Goal of the exercise:
A line belongs in the answer only if it contains the word "Režim"; copy every such line from the listing below.

Data in this exercise:
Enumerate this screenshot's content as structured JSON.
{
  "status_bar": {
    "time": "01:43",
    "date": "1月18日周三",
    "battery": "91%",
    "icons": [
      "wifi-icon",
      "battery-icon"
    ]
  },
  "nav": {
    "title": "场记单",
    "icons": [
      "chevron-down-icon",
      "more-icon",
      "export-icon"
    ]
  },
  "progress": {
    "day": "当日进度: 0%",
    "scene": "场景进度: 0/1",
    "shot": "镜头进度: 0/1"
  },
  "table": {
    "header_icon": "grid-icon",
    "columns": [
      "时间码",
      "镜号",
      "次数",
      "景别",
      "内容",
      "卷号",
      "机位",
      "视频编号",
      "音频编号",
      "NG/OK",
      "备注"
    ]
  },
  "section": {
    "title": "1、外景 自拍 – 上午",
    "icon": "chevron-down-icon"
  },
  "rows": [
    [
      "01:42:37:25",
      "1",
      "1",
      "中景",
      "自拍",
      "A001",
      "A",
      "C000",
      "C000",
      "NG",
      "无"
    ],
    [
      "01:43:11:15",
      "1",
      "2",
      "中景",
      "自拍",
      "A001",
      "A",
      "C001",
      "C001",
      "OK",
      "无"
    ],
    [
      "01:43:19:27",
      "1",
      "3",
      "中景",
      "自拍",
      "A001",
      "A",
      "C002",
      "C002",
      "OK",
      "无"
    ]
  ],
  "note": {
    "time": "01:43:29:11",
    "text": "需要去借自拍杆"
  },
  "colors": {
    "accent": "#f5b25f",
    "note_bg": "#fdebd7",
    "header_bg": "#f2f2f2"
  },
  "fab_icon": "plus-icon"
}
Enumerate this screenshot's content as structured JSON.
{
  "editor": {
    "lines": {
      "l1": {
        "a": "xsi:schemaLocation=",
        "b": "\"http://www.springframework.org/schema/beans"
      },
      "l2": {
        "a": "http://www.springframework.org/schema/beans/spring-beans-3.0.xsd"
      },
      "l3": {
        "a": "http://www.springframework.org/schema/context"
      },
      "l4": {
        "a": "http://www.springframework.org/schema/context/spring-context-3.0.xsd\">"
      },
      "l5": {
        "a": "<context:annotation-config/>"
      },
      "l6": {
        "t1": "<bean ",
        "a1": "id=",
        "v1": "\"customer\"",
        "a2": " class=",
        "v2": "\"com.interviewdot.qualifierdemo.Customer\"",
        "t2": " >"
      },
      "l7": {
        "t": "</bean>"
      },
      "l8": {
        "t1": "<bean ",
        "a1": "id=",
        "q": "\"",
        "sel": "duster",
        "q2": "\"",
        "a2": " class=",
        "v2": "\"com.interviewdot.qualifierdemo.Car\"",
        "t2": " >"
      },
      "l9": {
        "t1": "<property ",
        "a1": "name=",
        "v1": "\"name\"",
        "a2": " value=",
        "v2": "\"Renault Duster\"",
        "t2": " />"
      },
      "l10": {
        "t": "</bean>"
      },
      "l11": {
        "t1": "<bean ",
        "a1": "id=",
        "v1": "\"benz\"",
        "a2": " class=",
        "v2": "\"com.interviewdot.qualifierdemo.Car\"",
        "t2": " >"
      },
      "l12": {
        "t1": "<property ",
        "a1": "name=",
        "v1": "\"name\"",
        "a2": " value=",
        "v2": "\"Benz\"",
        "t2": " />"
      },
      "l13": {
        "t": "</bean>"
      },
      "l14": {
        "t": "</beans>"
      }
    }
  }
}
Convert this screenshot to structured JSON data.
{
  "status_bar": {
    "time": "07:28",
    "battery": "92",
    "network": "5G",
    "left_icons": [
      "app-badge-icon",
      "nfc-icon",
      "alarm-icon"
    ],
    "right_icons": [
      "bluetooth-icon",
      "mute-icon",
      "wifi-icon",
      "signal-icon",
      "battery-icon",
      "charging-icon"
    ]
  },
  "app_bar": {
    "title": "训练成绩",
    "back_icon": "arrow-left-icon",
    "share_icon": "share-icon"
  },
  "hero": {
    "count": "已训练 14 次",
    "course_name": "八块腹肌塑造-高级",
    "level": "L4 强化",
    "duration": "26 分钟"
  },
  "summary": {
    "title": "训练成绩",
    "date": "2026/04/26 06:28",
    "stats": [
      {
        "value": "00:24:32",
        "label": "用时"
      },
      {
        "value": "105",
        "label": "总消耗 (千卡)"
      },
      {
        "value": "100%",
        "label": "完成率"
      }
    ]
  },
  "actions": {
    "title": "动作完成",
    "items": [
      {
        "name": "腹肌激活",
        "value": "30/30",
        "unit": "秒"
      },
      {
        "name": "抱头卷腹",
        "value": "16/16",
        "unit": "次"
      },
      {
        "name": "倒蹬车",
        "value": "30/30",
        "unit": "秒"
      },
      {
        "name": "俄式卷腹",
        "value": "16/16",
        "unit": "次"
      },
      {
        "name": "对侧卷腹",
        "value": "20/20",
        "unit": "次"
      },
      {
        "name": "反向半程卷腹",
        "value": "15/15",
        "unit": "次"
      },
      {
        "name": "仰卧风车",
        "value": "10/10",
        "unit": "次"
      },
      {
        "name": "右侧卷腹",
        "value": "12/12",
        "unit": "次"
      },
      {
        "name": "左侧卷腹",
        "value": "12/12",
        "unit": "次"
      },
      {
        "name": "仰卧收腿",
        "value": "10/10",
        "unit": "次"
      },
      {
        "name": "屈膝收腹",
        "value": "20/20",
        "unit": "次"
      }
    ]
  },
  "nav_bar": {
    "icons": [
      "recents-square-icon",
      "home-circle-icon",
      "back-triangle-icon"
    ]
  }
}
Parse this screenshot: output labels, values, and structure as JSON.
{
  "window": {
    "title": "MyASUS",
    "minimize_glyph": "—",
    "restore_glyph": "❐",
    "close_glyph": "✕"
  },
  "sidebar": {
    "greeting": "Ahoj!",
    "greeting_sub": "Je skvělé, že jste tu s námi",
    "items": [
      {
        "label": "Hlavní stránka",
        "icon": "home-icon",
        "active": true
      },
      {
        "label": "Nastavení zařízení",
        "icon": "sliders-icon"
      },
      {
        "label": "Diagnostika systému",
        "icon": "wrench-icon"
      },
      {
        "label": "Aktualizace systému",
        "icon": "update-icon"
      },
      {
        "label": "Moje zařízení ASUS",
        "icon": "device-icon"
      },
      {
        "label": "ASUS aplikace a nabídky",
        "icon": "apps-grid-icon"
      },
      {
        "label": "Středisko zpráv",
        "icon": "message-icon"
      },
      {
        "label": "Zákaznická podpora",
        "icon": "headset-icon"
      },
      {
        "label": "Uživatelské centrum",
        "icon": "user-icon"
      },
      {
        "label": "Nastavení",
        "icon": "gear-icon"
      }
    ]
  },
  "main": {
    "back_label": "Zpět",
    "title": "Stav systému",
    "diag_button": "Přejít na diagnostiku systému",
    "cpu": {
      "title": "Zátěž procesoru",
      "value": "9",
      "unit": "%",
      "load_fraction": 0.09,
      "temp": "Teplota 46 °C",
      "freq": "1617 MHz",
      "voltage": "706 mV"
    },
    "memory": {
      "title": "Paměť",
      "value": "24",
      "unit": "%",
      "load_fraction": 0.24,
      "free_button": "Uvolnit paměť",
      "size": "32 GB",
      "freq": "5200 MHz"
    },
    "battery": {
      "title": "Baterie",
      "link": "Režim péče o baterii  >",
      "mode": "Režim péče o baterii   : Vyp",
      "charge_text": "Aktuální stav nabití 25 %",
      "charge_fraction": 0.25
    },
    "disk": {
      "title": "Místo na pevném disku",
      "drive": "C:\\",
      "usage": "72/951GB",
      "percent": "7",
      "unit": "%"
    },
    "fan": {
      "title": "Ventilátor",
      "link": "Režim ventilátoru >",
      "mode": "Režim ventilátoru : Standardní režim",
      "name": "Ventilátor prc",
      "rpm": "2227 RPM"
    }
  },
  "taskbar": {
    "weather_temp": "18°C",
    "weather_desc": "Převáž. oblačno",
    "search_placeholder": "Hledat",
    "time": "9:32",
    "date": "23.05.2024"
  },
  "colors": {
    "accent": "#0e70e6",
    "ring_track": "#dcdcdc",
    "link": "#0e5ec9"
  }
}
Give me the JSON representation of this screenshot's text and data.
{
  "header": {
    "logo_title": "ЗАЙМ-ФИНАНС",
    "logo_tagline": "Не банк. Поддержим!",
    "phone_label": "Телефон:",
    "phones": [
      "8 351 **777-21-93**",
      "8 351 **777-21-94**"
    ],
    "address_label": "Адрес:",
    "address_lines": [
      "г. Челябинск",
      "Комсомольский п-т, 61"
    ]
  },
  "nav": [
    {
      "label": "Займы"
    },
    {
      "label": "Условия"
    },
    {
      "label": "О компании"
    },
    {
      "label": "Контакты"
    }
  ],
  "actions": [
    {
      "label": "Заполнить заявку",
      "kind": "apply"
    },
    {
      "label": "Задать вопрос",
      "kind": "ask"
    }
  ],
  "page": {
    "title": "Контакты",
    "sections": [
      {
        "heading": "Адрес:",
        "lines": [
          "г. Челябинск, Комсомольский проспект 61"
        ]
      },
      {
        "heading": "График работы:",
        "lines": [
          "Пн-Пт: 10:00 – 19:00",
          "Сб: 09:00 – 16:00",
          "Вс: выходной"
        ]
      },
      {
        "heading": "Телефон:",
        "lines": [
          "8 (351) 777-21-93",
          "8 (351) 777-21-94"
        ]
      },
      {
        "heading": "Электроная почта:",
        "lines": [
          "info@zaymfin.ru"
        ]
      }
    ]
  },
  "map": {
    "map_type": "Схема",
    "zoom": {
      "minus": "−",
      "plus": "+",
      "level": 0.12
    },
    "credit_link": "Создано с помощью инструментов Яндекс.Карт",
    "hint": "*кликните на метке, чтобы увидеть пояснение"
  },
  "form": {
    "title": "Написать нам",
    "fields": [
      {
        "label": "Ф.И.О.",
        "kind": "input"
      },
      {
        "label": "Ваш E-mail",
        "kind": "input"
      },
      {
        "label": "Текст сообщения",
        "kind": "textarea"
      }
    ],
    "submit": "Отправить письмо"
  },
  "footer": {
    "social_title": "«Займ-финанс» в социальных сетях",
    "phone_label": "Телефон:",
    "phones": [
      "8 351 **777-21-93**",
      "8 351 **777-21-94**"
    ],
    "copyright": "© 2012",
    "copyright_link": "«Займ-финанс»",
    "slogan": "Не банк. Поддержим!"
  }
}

Finished task:
      "link": "Režim péče o baterii  >",
      "mode": "Režim péče o baterii   : Vyp",
      "link": "Režim ventilátoru >",
      "mode": "Režim ventilátoru : Standardní režim",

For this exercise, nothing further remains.